British Conservatives Wary After Defeat in Local Vote
LONDON — LEADERS of Britain's Conservative government are eyeing next month's elections for the European Parliament with deep apprehension.
In the wake of sweeping local government losses in the May 5 elections where Conservatives won only 27 percent of the vote, which put them in third place after the Labour Party and the Liberal Democrats, Prime Minister John Major has conceded that he is likely to be challenged for the party leadership in November.
But he has vowed to fight to stay in control of the leadership.
John Smith, the Labour leader, and Paddy Ashdown, his Liberal Democrat counterpart, are forecasting that their parties' candidates will inflict severe damage on their Conservative opponents in the June 9 elections for the European Parliament.
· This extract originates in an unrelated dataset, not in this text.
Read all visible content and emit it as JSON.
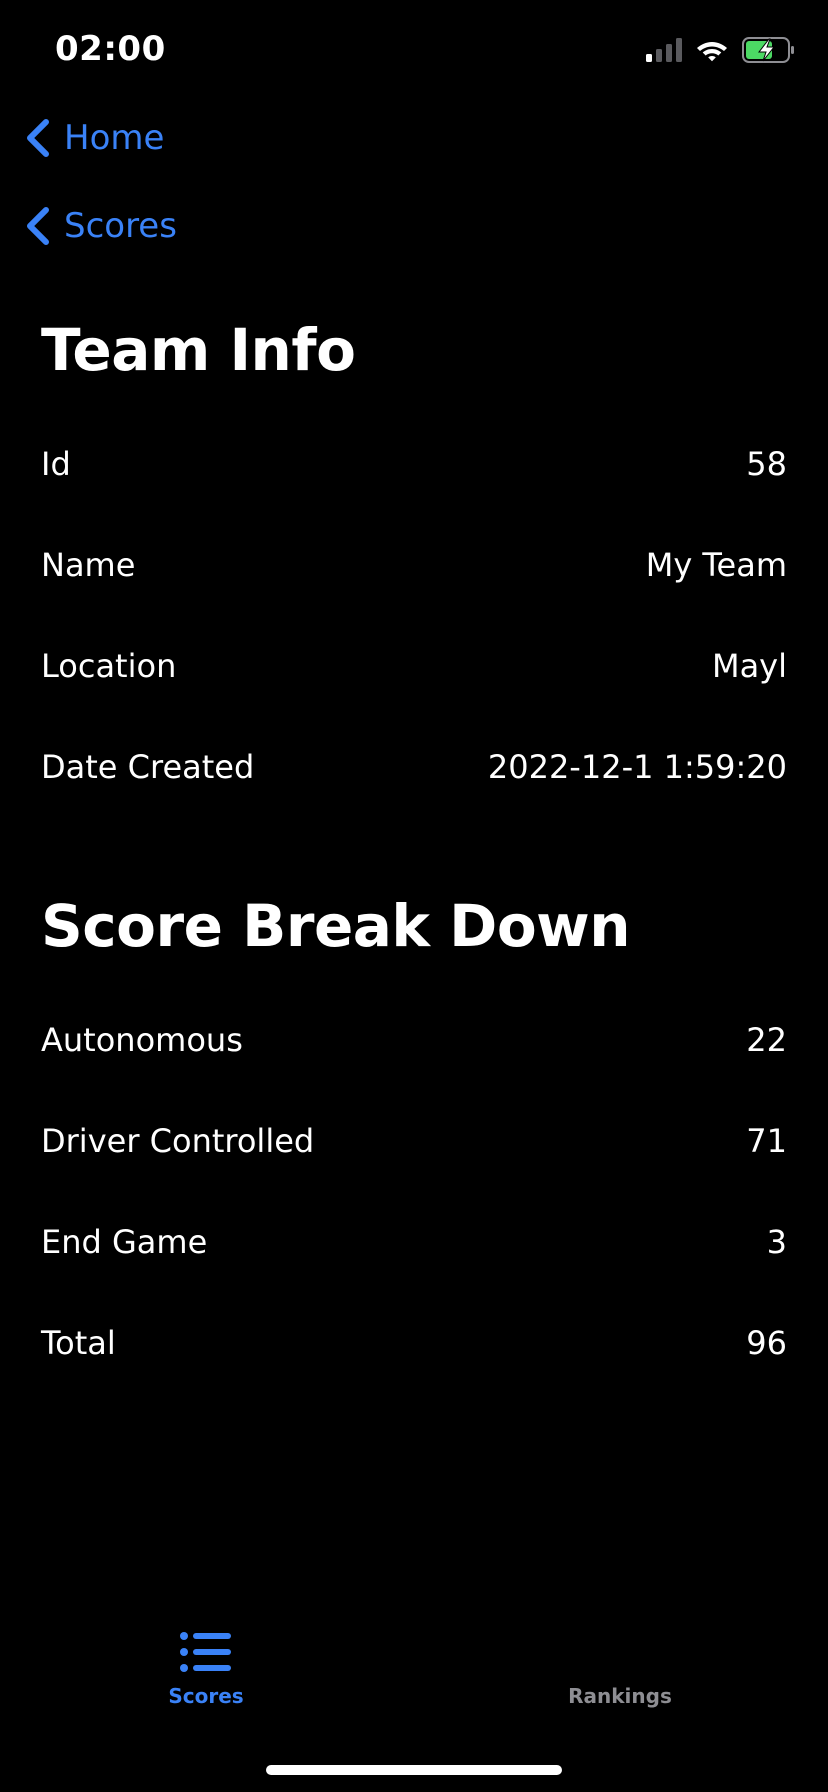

John Carlisle, a senior Conservative member of the Westminster Parliament, said he is prepared to challenge Mr. Major for the party leadership. ``The prime minister's position is almost untenable,'' he said.
Sir Edward Heath, the former premier, who took Britain into the European Community in 1973, described the local election results as ``appalling'' and called on Major to ``reexamine the policies that have caused us so much trouble.''
He singled out imposition of a tax on domestic fuel and controversial education and health policies as the main reasons for what Major himself described on May 6 as ``a disappointing result.''
In Thursday's local elections, the Conservatives lost 429 council seats. One of their most-striking defeats was in Croydon, a former Tory stronghold. The Labour Party and the Liberal Democrats also won control of councils in hitherto ``true blue'' Conservative heartlands in the English countryside.
David Butler, Britain's leading expert on election statistics, calculates that in terms of votes, the outcome of the May 5 vote was ``the worst disaster the Conservatives have ever suffered.
``Usually the party can count on getting about 40 percent of the nationwide vote,'' Mr. Butler said. ``This time they got 27 percent.'' In England and Wales the result put them in overall third place after Labour and the Liberal Democrats.
Major's most immediate problem is the upcoming Euro-elections. Over the weekend Conservative Party supporters throughout the country assessed their chances of avoiding another debacle. The prospects do not look encouraging.
A survey in London's Sunday Times showed that the Conservatives are likely to win only 12 of the 84 Euro-seats that Britain will contest. This would mean defeat for 20 Conservatives who are currently members of the European Parliament.
Outwardly, senior ministers in Major's government are putting on a display of unity. Privately, they concede that many traditionally Conservative voters are unhappy about the government's policies, and with Major's leadership.
``We are profoundly divided on Europe, and the public knows it,'' one senior Conservative MP says. ``Also, the local election outcome demonstrates that people see these votes as opportunities to punish us.''
SIR George Gardiner, a leading right-wing Conservative member of Parliament, thinks Major should ``remove the deadwood'' from his Cabinet and ``replace them with Euro-skeptics.'' If this is not done, he says, ``the present slide in our fortunes will continue and we shall be wiped off the European Parliament map.''Conservative insiders say Major will not be able to order a Cabinet reshuffle before June 9 without appearing to panic.
But if the Conservatives sustain big losses in the European elections, Major seems certain to be in still worse trouble.
The threat by Mr. Carlisle to offer himself as a candidate for the Conservative party leadership angered Major. Soon after the MP had spoken, the prime minister declared: ``If anyone chooses to engage in a fight, I will be there waiting for them.''
Tristan Garel-Jones, a close friend of the premier, says he will ``fight like an alley cat,'' and forecasts a contentious struggle in any contest for the party leadership.